## WHAT IS NEEDED:
Take every line from the listing below that includes "ETPL" and copy it.

## AVAILABLE DATA:
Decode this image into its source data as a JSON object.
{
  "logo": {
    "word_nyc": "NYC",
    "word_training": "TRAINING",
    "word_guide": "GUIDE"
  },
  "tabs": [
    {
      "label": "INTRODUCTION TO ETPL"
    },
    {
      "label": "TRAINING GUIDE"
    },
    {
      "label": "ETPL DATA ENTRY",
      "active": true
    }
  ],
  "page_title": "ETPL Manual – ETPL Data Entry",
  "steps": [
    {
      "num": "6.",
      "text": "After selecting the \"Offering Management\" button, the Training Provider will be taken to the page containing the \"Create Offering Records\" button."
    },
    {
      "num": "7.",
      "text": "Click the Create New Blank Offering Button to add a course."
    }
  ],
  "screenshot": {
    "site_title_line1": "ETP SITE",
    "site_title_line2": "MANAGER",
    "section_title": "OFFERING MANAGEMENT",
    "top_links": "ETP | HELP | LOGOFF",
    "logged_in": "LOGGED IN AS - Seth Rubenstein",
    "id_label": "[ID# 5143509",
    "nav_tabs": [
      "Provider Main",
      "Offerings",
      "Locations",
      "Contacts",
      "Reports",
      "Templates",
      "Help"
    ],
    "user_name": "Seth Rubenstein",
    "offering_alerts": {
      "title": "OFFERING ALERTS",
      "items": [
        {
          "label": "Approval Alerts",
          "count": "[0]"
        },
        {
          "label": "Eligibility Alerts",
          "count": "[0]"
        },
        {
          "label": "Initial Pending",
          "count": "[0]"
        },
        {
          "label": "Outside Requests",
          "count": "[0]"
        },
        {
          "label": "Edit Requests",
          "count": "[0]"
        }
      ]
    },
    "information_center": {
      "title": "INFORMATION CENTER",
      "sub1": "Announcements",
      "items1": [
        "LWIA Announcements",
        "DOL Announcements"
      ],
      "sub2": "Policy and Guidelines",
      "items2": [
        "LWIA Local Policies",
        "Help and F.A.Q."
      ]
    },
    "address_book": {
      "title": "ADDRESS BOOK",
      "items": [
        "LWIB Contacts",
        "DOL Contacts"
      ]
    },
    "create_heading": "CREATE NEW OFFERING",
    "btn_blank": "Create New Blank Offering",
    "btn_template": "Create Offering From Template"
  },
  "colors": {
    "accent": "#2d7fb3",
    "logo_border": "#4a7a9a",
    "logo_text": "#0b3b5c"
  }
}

## OUTPUT OF THE EXERCISE:
      "label": "INTRODUCTION TO ETPL"
      "label": "ETPL DATA ENTRY",
  "page_title": "ETPL Manual – ETPL Data Entry",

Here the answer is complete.